I was reminded of our interview with Dr. Joseph Lumbard a professor a Brandeis University in Boston: “Religions are not the absolute but the particulars of the religions mediate the absolute. (In other words religions are not the divine, but religion can help us connect with the divine.)
Think of faith as a mountain. The rain comes down on the mountain and different streams are formed coming down the sides of the mountain. The streams form paths that can be followed up the mountain. Far too many people worship the path rather than the goal of the path.”

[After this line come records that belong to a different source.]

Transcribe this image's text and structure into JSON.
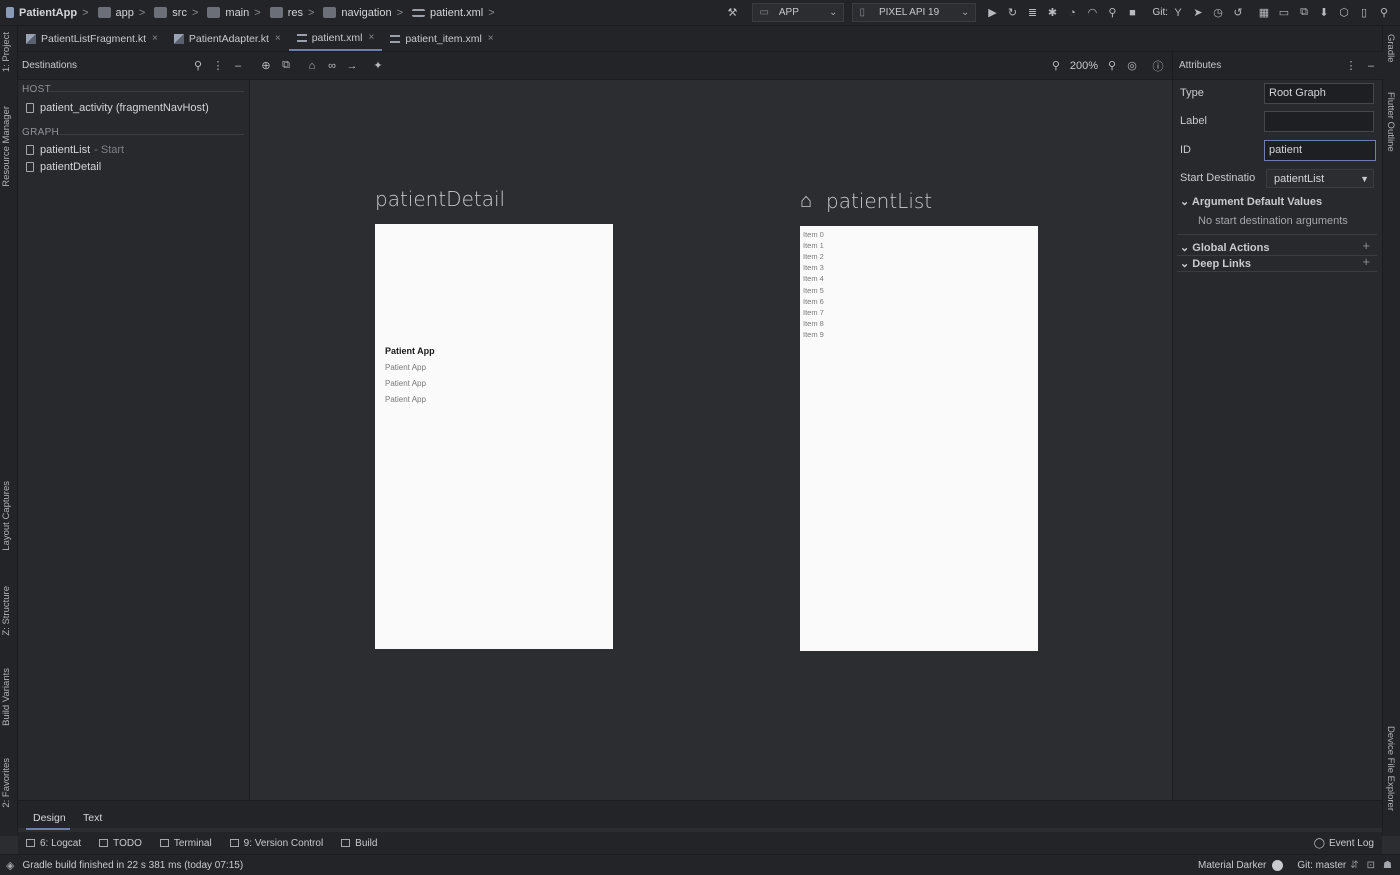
{
  "navbar": {
    "breadcrumbs": [
      "PatientApp",
      "app",
      "src",
      "main",
      "res",
      "navigation",
      "patient.xml"
    ],
    "run_config": "APP",
    "device": "PIXEL API 19",
    "git_label": "Git:"
  },
  "tabs": [
    {
      "label": "PatientListFragment.kt",
      "type": "kt"
    },
    {
      "label": "PatientAdapter.kt",
      "type": "kt"
    },
    {
      "label": "patient.xml",
      "type": "xml",
      "active": true
    },
    {
      "label": "patient_item.xml",
      "type": "xml"
    }
  ],
  "left_strip": [
    "1: Project",
    "Resource Manager",
    "Layout Captures",
    "Z: Structure",
    "Build Variants",
    "2: Favorites"
  ],
  "right_strip": [
    "Gradle",
    "Flutter Outline",
    "Device File Explorer"
  ],
  "destinations": {
    "title": "Destinations",
    "host_header": "HOST",
    "host_item": "patient_activity (fragmentNavHost)",
    "graph_header": "GRAPH",
    "graph_items": [
      {
        "label": "patientList",
        "suffix": "- Start"
      },
      {
        "label": "patientDetail",
        "suffix": ""
      }
    ]
  },
  "canvas": {
    "zoom": "200%",
    "patient_detail": {
      "title": "patientDetail",
      "bold_text": "Patient App",
      "sub_texts": [
        "Patient App",
        "Patient App",
        "Patient App"
      ]
    },
    "patient_list": {
      "title": "patientList",
      "items": [
        "Item 0",
        "Item 1",
        "Item 2",
        "Item 3",
        "Item 4",
        "Item 5",
        "Item 6",
        "Item 7",
        "Item 8",
        "Item 9"
      ]
    }
  },
  "attributes": {
    "title": "Attributes",
    "type_label": "Type",
    "type_value": "Root Graph",
    "label_label": "Label",
    "label_value": "",
    "id_label": "ID",
    "id_value": "patient",
    "start_label": "Start Destinatio",
    "start_value": "patientList",
    "arg_header": "Argument Default Values",
    "arg_empty": "No start destination arguments",
    "global_actions": "Global Actions",
    "deep_links": "Deep Links"
  },
  "bottom": {
    "design_tab": "Design",
    "text_tab": "Text",
    "tool_windows": [
      "6: Logcat",
      "TODO",
      "Terminal",
      "9: Version Control",
      "Build"
    ],
    "event_log": "Event Log",
    "status_message": "Gradle build finished in 22 s 381 ms (today 07:15)",
    "theme": "Material Darker",
    "git_branch": "Git: master"
  },
  "colors": {
    "bg": "#2b2d30",
    "panel": "#27292c",
    "accent": "#6c7fae",
    "frame": "#fafafa"
  }
}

Therefore we cannot be Christians alone. We need to live in community with other people of faith and people of other faiths who will pray with us and for us, who will challenge us, who will share their unique perspectives of the truth with us, so we might grow into the full richness of the experience of God. And we need to be in mission together learning to see the face of the other, especially the needs of others, the poor, the elderly, the sick, the imprisoned, the mentally ill, learning through them how to touch God in our midst.

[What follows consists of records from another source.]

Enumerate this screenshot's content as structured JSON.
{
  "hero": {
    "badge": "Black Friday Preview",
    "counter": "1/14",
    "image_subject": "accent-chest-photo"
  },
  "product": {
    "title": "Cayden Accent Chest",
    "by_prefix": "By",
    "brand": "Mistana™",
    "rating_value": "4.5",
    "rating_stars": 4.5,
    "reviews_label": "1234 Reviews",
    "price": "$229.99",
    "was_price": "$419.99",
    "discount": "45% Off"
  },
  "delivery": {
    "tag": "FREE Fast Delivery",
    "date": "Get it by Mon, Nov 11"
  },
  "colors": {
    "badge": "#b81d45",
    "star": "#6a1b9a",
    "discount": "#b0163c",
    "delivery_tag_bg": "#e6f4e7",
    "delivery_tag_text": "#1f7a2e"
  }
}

During our journey to Jerusalem and Rome, our group was like a walking joke – you known a minister, a priest and a rabbi walked into St. Peter’s in Rome, a minister, a priest and a rabbi walk up to the Western Wall in Jerusalem, a minister, a priest and a rabbi walk up to the Acropolis in Athens. Wherever we went we were unusual. And as I close I would like to share with you two stories about a minister, a priest and a rabbi.
A Minister a Priest and a Rabbi were having a friendly game of poker, when the police burst in to break up the game. The police officerasks: “Father Dunmyer, were you gambling?” Turning his eyes to heaven, Father Dunmyer whispers, “Lord, forgive me for what I am about to do.” To the police officer, he then says, “No, officer, I was not gambling.” The officer then asks the minister: “Pastor Hurst, were you gambling?” Again, after an appeal to heaven, Pastor Hurst replies, “No, officer, I was not gambling.” Turning to the rabbi, the officer again asks: “Rabbi Miller, were you gambling?” Shrugging his shoulders, Rabbi Miller replies: “With whom?”
A minister, a priest and a rabbi went for a hike one day. It was very hot. They were sweating and exhausted when they came upon a small lake. Since it was fairly secluded, they took off all their clothes and jumped in the water. Feeling refreshed, the trio decided to pick a few berries while enjoying their “freedom.” As they were crossing an open area, who should come along but a group of ladies from town. Unable to get to their clothes in time, the minister and the priest covered their private parts and the rabbi covered his face while they ran for cover. After the ladies left and the men got their clothes back on. The minister and the priest asked the rabbi why he covered his face rather than his private parts. The rabbi replied, “I don’t know about you, but in MY congregation, it’s my face they would recognize.”